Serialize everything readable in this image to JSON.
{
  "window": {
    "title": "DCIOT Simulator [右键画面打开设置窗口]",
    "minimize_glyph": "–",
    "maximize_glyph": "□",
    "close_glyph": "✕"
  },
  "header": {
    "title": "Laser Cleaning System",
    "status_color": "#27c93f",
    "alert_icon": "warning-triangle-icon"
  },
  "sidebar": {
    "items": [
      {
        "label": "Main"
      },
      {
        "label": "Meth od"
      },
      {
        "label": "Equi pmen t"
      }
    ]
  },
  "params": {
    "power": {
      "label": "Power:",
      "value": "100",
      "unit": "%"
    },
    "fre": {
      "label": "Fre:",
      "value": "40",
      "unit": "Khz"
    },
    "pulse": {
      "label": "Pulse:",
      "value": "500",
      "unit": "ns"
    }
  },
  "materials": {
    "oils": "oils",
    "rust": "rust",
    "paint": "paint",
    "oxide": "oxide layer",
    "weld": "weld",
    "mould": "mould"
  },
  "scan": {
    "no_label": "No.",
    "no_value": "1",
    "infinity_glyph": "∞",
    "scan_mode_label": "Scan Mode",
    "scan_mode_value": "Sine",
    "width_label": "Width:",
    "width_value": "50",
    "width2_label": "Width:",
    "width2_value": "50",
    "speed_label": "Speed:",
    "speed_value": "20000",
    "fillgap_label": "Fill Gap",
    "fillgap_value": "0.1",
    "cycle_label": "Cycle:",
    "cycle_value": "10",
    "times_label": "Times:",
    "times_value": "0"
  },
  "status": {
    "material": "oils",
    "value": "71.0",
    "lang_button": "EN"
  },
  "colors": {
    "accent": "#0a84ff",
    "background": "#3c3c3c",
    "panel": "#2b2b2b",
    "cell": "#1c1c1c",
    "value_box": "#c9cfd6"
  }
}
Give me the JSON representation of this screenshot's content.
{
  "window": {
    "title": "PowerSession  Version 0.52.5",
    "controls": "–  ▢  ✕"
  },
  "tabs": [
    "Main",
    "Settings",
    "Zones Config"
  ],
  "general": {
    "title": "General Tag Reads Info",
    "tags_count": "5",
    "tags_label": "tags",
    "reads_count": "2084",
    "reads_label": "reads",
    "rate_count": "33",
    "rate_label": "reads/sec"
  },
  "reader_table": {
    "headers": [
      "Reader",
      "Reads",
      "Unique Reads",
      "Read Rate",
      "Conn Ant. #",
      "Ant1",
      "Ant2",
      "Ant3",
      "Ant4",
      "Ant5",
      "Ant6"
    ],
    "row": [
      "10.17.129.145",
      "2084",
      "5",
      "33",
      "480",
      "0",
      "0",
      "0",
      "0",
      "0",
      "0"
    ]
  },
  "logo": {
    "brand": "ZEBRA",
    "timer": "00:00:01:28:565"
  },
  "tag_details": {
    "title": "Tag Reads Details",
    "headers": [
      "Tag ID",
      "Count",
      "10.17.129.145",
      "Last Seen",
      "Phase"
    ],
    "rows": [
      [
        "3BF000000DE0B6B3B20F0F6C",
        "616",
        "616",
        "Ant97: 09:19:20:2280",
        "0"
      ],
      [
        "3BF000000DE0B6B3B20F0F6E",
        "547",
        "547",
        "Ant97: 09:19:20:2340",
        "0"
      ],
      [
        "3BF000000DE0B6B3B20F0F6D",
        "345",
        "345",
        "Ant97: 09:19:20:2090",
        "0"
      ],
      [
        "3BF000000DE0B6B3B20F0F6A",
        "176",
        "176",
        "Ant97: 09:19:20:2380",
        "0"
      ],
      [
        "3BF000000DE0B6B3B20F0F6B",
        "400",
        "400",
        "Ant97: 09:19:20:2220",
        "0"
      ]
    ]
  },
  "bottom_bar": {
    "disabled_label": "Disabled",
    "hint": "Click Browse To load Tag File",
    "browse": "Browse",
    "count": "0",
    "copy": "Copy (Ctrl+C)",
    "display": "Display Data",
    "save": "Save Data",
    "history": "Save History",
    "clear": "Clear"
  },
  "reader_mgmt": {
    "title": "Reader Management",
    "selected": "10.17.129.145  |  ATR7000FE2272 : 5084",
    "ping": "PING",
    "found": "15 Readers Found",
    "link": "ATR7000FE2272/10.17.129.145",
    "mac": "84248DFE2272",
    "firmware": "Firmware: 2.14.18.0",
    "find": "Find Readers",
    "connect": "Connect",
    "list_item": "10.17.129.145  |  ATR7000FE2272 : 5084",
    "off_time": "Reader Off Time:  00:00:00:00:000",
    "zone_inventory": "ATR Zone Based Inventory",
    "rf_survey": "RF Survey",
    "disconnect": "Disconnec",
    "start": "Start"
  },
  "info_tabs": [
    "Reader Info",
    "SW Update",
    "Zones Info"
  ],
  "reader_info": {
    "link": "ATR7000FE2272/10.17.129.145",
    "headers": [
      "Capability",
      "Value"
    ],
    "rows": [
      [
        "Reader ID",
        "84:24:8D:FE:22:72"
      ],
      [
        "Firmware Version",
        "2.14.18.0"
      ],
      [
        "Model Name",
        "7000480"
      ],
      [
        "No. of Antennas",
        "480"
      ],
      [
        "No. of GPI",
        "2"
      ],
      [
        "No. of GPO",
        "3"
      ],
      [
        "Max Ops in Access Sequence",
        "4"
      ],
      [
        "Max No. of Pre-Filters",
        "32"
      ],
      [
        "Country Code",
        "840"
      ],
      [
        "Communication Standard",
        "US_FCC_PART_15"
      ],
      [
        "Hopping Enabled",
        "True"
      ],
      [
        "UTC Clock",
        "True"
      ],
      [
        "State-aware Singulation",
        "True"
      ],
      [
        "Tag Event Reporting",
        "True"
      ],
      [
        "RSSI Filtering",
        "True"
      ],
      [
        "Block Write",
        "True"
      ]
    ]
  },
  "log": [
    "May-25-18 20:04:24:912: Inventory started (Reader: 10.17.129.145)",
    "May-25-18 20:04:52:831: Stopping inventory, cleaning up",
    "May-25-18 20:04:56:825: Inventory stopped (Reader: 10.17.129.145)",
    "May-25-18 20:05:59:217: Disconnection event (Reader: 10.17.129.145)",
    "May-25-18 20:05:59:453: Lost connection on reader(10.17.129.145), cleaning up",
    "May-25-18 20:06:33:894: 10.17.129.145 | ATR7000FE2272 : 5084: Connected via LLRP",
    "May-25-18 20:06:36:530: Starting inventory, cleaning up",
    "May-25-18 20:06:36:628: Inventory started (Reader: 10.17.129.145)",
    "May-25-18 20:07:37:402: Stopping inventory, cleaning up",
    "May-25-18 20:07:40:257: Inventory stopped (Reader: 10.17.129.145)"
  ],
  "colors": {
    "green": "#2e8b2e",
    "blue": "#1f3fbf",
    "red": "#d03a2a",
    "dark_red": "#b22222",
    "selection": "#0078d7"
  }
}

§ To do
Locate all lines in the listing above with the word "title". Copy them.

§ Reply
    "title": "DCIOT Simulator [右键画面打开设置窗口]",
    "title": "Laser Cleaning System",
    "title": "PowerSession  Version 0.52.5",
    "title": "General Tag Reads Info",
    "title": "Tag Reads Details",
    "title": "Reader Management",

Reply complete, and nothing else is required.